  Be sure of this: if the owner of the house knew when the thief was coming he would keep a watchful eye and not allow his house to be broken into.  You must be prepared in the same way.  The Son of Man is coming at the time you least expect (the Gospel Reading).

The thing we really have to watch out for with fear is not the Lord.  After all Jesus is our Beloved; we long for Him.  We must be watchfully sensitive to the quality of our moral responses in living out our daily lives.  Jesus is also the judge of our life.  We are wayward.  We stray off the path.  We become partners in the great rebellion against the love of God.  We must watch that we do not join in the world’s, and our fallen nature’s, refusal to be obedient.  Advent light stands in contrast and opposition to the cosmic darkness caused by man’s rebellion.

In Noah’s time the people were in rebellion against God even up to the very moment of the flood.  That other side of God’s love and wisdom is His justice. The flood was a purifying punishment.  

The coming of the Son of Man will repeat what happened in Noah’s time.  In the days before the flood, people were eating and drinking, marrying and being married, right up to the day Noah entered the ark.  They were totally unconcerned until the flood came and destroyed them.  So will it be at the coming of the Son of Man (Gospel Reading).

The Second Reading: Call to Reformation

St. Paul lives for the day of Christ.  Why waste our time on the pursuits that lead us away from the light? 

Let us cast off deeds of darkness and put on the armor of light.  Let us live honorably as in the daylight, not in sexual excess and lust, not in  quarrelling and jealousy (Second Reading).

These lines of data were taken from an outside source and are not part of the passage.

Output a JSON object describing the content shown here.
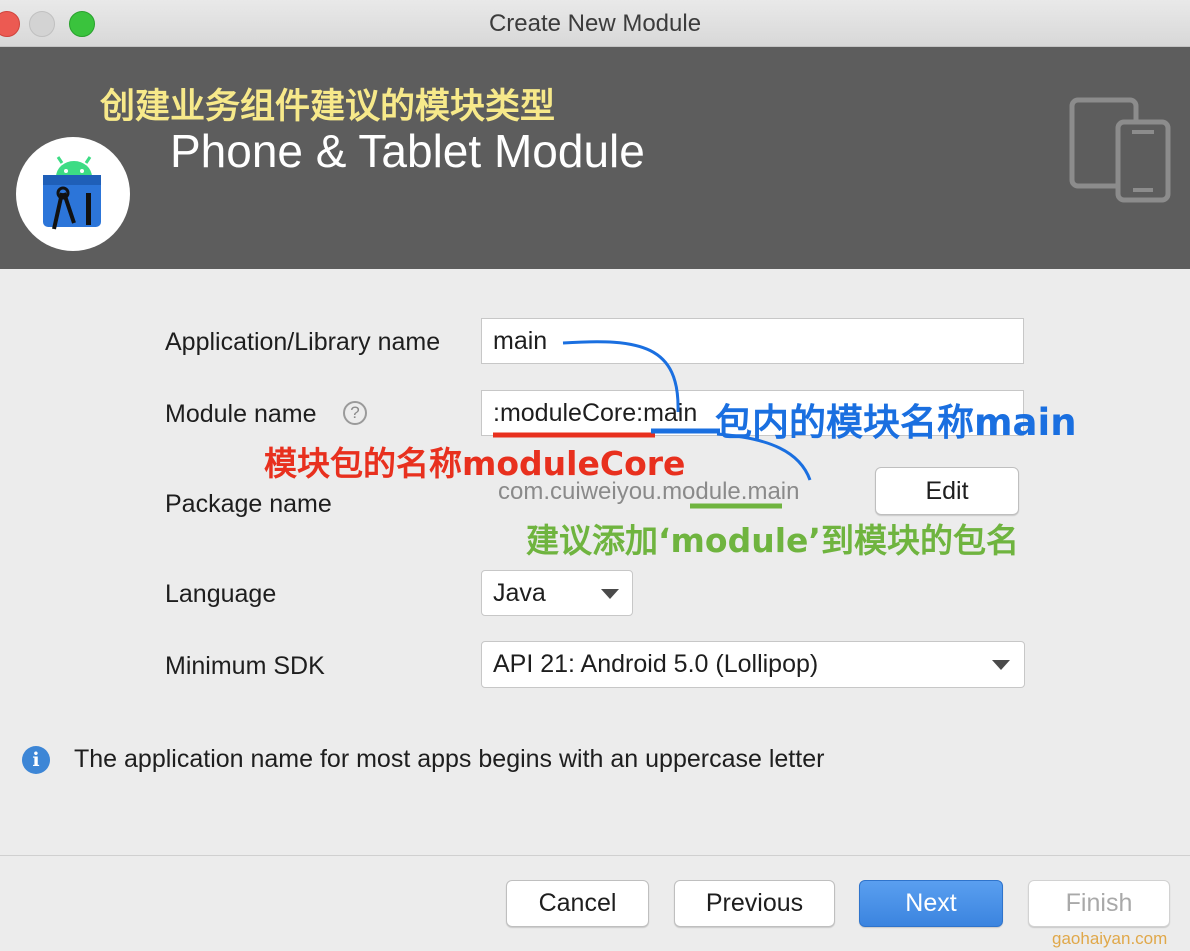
{
  "window": {
    "title": "Create New Module"
  },
  "header": {
    "annotation": "创建业务组件建议的模块类型",
    "module_type": "Phone & Tablet Module"
  },
  "form": {
    "app_name": {
      "label": "Application/Library name",
      "value": "main"
    },
    "module_name": {
      "label": "Module name",
      "value": ":moduleCore:main",
      "help": "?"
    },
    "package_name": {
      "label": "Package name",
      "value": "com.cuiweiyou.module.main",
      "edit_label": "Edit"
    },
    "language": {
      "label": "Language",
      "value": "Java"
    },
    "min_sdk": {
      "label": "Minimum SDK",
      "value": "API 21: Android 5.0 (Lollipop)"
    }
  },
  "annotations": {
    "module_inner_name": "包内的模块名称main",
    "module_package_name": "模块包的名称moduleCore",
    "package_suggestion": "建议添加‘module’到模块的包名"
  },
  "info": {
    "icon": "i",
    "text": "The application name for most apps begins with an uppercase letter"
  },
  "footer": {
    "cancel": "Cancel",
    "previous": "Previous",
    "next": "Next",
    "finish": "Finish"
  },
  "watermark": "gaohaiyan.com",
  "colors": {
    "header_bg": "#5d5d5d",
    "annotation_yellow": "#f7e98a",
    "annotation_blue": "#1a6fe0",
    "annotation_red": "#e8301e",
    "annotation_green": "#6fb43f",
    "primary_button": "#3b84df"
  },
  "icons": [
    "android-studio-logo-icon",
    "phone-tablet-icon",
    "help-icon",
    "info-icon",
    "dropdown-caret-icon"
  ]
}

Our watchfulness is not only about personal sins.  We are concerned about how our personal decisions affect the cosmic coming of the Kingdom.  Advent is the hope in the full, cosmic re-creation of all things.  Our personal decisions are part of the great whole that is God’s Kingdom in formation and the defeat of the kingdom of night and nothingness.

The Contemplative Gaze

At the heart of the Church, our contemplative life is the watchfulness of faith; it is the peering into the horizon in hope for the dawn.  It is the visit of the Morning Star that shines on us who sit in the darkness, in the shadow of death: The Coming of Jesus, the Morning Star that breaks upon us and leads us into the paths of peace.

This Sunday is a new beginning.  Let our Holy Eucharist be the celebration in the great Paschal Mystery of making all things new.  

Holy Mary, our Mother of Advent, teach us to watch and pray, to ponder in loving contemplation the coming of the Word Incarnate.

--William Fredrickson, (OblSB; D.Min.)

 

 
 


For questions, comments or other communication, please contact:
William Frederickson
Fredrickson46@msn.com